◆ WORK TO BE COMPLETED
All of the data below is to be returned unaltered.

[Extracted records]
※ ※ ※

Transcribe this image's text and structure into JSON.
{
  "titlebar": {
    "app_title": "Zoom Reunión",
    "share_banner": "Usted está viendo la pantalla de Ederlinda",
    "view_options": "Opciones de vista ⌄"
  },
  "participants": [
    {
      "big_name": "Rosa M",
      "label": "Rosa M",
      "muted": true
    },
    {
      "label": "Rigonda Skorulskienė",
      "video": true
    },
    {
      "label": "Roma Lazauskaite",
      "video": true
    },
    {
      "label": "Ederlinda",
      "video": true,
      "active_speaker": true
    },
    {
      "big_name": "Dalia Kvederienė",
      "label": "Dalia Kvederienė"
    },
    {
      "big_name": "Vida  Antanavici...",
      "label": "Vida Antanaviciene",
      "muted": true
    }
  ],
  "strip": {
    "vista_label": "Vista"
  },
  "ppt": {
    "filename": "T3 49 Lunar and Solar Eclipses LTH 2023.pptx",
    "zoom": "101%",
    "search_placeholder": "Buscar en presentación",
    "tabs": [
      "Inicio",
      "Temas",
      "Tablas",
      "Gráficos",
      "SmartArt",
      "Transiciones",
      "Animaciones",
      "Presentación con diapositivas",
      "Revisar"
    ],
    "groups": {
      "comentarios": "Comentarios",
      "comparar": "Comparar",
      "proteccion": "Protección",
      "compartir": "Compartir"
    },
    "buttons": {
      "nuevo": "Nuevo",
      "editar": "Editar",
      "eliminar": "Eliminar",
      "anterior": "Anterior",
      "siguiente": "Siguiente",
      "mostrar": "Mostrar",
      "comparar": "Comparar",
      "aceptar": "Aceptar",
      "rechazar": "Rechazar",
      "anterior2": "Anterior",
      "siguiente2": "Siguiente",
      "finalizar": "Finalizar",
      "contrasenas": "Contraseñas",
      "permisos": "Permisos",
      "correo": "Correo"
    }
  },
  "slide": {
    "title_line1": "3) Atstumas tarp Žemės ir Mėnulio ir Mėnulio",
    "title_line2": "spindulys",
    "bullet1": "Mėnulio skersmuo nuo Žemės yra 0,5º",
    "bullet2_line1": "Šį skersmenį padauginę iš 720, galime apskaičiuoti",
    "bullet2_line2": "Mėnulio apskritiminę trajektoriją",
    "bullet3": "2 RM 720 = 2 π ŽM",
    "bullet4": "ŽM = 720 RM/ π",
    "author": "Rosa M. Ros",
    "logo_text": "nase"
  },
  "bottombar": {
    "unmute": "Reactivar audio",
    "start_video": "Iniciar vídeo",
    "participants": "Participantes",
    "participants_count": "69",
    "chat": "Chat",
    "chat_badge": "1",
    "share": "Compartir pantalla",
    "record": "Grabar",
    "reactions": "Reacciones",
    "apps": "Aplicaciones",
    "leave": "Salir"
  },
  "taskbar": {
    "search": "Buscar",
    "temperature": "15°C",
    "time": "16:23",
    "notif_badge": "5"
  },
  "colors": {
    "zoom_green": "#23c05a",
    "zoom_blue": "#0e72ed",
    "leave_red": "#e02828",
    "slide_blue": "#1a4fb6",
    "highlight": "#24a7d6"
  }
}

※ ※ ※

◆ RESPONSE TO THIS TASK
Transcribe this image's text and structure into JSON.
{
  "titlebar": {
    "app_title": "Zoom Reunión",
    "share_banner": "Usted está viendo la pantalla de Ederlinda",
    "view_options": "Opciones de vista ⌄"
  },
  "participants": [
    {
      "big_name": "Rosa M",
      "label": "Rosa M",
      "muted": true
    },
    {
      "label": "Rigonda Skorulskienė",
      "video": true
    },
    {
      "label": "Roma Lazauskaite",
      "video": true
    },
    {
      "label": "Ederlinda",
      "video": true,
      "active_speaker": true
    },
    {
      "big_name": "Dalia Kvederienė",
      "label": "Dalia Kvederienė"
    },
    {
      "big_name": "Vida  Antanavici...",
      "label": "Vida Antanaviciene",
      "muted": true
    }
  ],
  "strip": {
    "vista_label": "Vista"
  },
  "ppt": {
    "filename": "T3 49 Lunar and Solar Eclipses LTH 2023.pptx",
    "zoom": "101%",
    "search_placeholder": "Buscar en presentación",
    "tabs": [
      "Inicio",
      "Temas",
      "Tablas",
      "Gráficos",
      "SmartArt",
      "Transiciones",
      "Animaciones",
      "Presentación con diapositivas",
      "Revisar"
    ],
    "groups": {
      "comentarios": "Comentarios",
      "comparar": "Comparar",
      "proteccion": "Protección",
      "compartir": "Compartir"
    },
    "buttons": {
      "nuevo": "Nuevo",
      "editar": "Editar",
      "eliminar": "Eliminar",
      "anterior": "Anterior",
      "siguiente": "Siguiente",
      "mostrar": "Mostrar",
      "comparar": "Comparar",
      "aceptar": "Aceptar",
      "rechazar": "Rechazar",
      "anterior2": "Anterior",
      "siguiente2": "Siguiente",
      "finalizar": "Finalizar",
      "contrasenas": "Contraseñas",
      "permisos": "Permisos",
      "correo": "Correo"
    }
  },
  "slide": {
    "title_line1": "3) Atstumas tarp Žemės ir Mėnulio ir Mėnulio",
    "title_line2": "spindulys",
    "bullet1": "Mėnulio skersmuo nuo Žemės yra 0,5º",
    "bullet2_line1": "Šį skersmenį padauginę iš 720, galime apskaičiuoti",
    "bullet2_line2": "Mėnulio apskritiminę trajektoriją",
    "bullet3": "2 RM 720 = 2 π ŽM",
    "bullet4": "ŽM = 720 RM/ π",
    "author": "Rosa M. Ros",
    "logo_text": "nase"
  },
  "bottombar": {
    "unmute": "Reactivar audio",
    "start_video": "Iniciar vídeo",
    "participants": "Participantes",
    "participants_count": "69",
    "chat": "Chat",
    "chat_badge": "1",
    "share": "Compartir pantalla",
    "record": "Grabar",
    "reactions": "Reacciones",
    "apps": "Aplicaciones",
    "leave": "Salir"
  },
  "taskbar": {
    "search": "Buscar",
    "temperature": "15°C",
    "time": "16:23",
    "notif_badge": "5"
  },
  "colors": {
    "zoom_green": "#23c05a",
    "zoom_blue": "#0e72ed",
    "leave_red": "#e02828",
    "slide_blue": "#1a4fb6",
    "highlight": "#24a7d6"
  }
}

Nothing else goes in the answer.